Iancu Proposes Overcoming 101 ‘Morass’ by Strictly Following Supreme Court Precedent

Director Iancu’s remarks gave a first look at what his reforms will look like, and by all indications these changes will be extremely innovator friendly… What has made the quartet of patent eligibility cases so devastating is how they have been stretched and pulled, twisted and manipulated to invalidate (and prevent) patent claims on innovations of entirely different magnitudes than those contemplated by the Supreme Court. Director Iancu understands that what the Supreme Court has actually said is quite limited. Director Iancu proposes that the USPTO strictly follow the Supreme Court, and nothing more.

Why isn’t Congress Upset about Judicial Exceptions to Patent Eligibility?

Some courts have characterized this final inquiry as “the hunt for the inventive concept.” That would make some logical sense if and only if a claimed invention that is novel and non-obvious would be necessarily found to have satisfied the inventive concept requirement. Alas, that is not the case. Under the ridiculously bastardized law of patent eligibility foisted upon us by the Supreme Court it is actually possible for a claimed invention to be both new and non-obvious and to somehow not exhibit an inventive concept under what is considered a proper patent eligibility analysis. Of course, it is a logical impossibility for a claimed invention to be both novel and non-obvious while simultaneously not exhibiting an inventive concept. If something is new and non-obvious it is by definition inventive. This disconnect merely demonstrates the objective absurdity of the Alice/Mayoframework.

What is Director Iancu Proposing the USPTO do for §101 Analysis?
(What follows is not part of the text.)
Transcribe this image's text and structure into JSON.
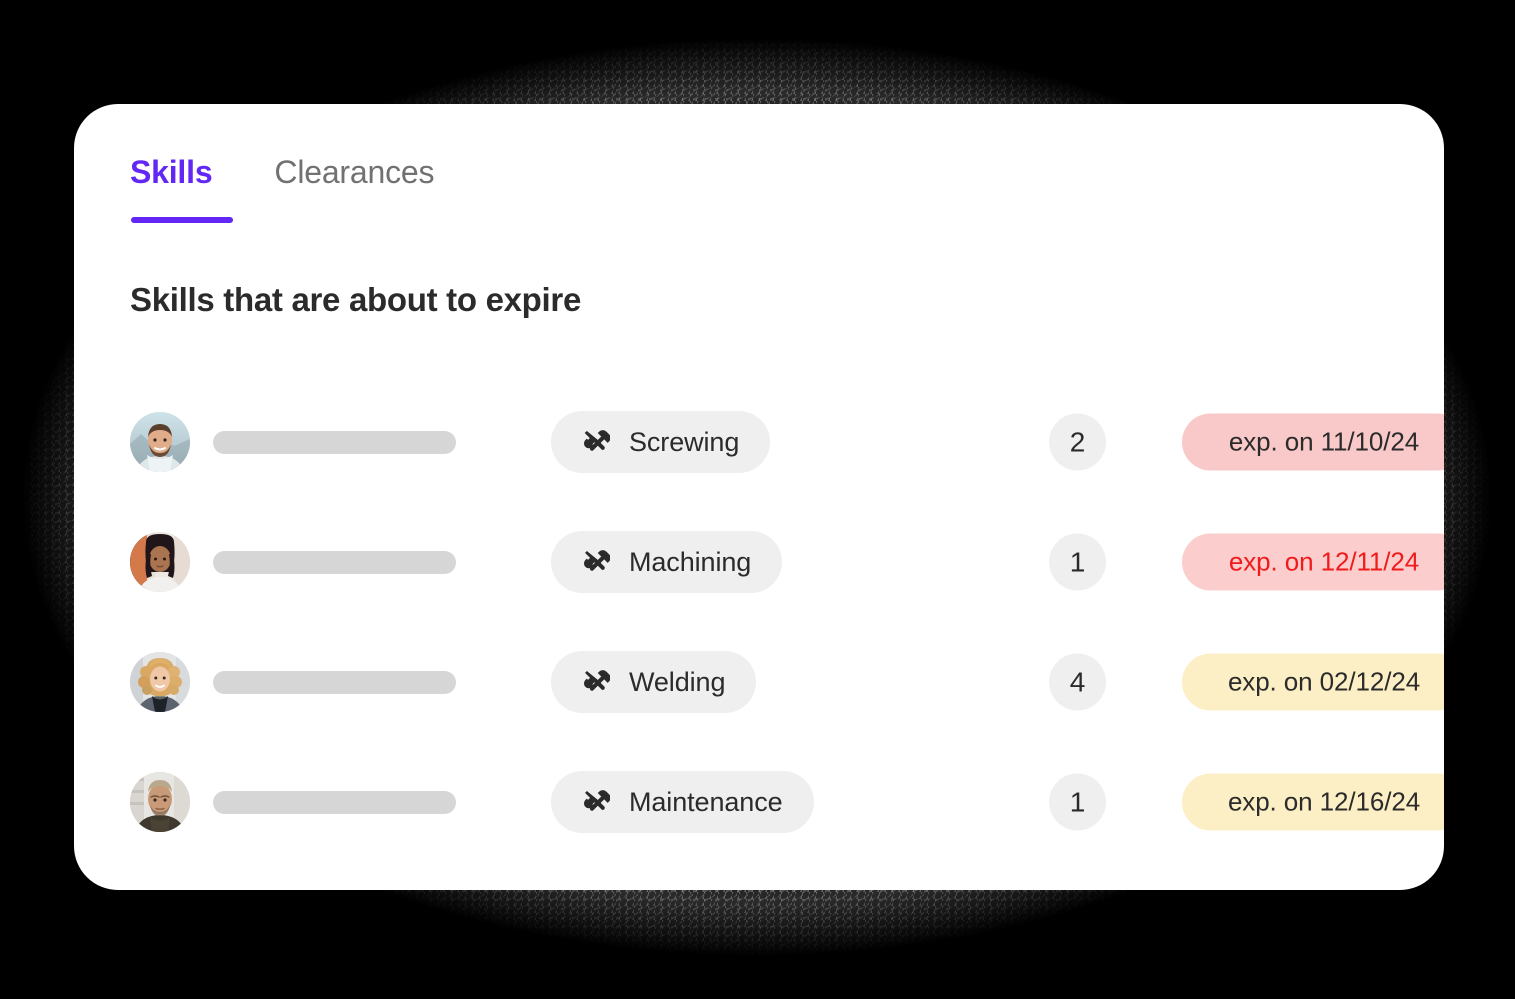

Director of the U.S. Patent and Trademark Office Andrei Iancu made some interesting remarks yesterday at the Intellectual Property Owners Association Annual Meeting in Chicago on September 24, 2018 regarding a proposal for new guidance on how the USPTO would approach determination of subject matter eligibility under §101. In the IPO meeting’s (written) remarks, Dir. Iancu speaks at length about the current confusion in the Mayo/Alice framework and how “significantly more work needs to be done, especially on the ‘abstract idea’ exception.” Director Iancu asserted that “Currently, we’re actively looking for ways to simplify the eligibility determination for our examiners through forward-looking guidance. Through our administration of the patent laws, which we are charged to execute, the USPTO can lead, not just react to, every new case the courts issue.”

Alice at Age Four: Time to Grow Up

Four years later, the patent landscape demonstrates that Alice has become a train wreck for innovation… Unfortunately, the Federal Circuit failed to rein in this rout of Machiavellian creativity, which it could have done by relying on well-settled procedural process and patent doctrines… This year, the Federal Circuit appears finally to have awakened from its slumber. In two recent opinions, Aatrix v. Green Shades and Berkheimer v. HP, the Federal Circuit embraced long-established procedural rules and patent doctrines… Savvy and creative patent lawyering will prevail. To be successful, patent practitioners must show the PTO, the courts, and Congress the importance of our clients’ innovations and explain why the type of technology should not dictate whether there is enforceability.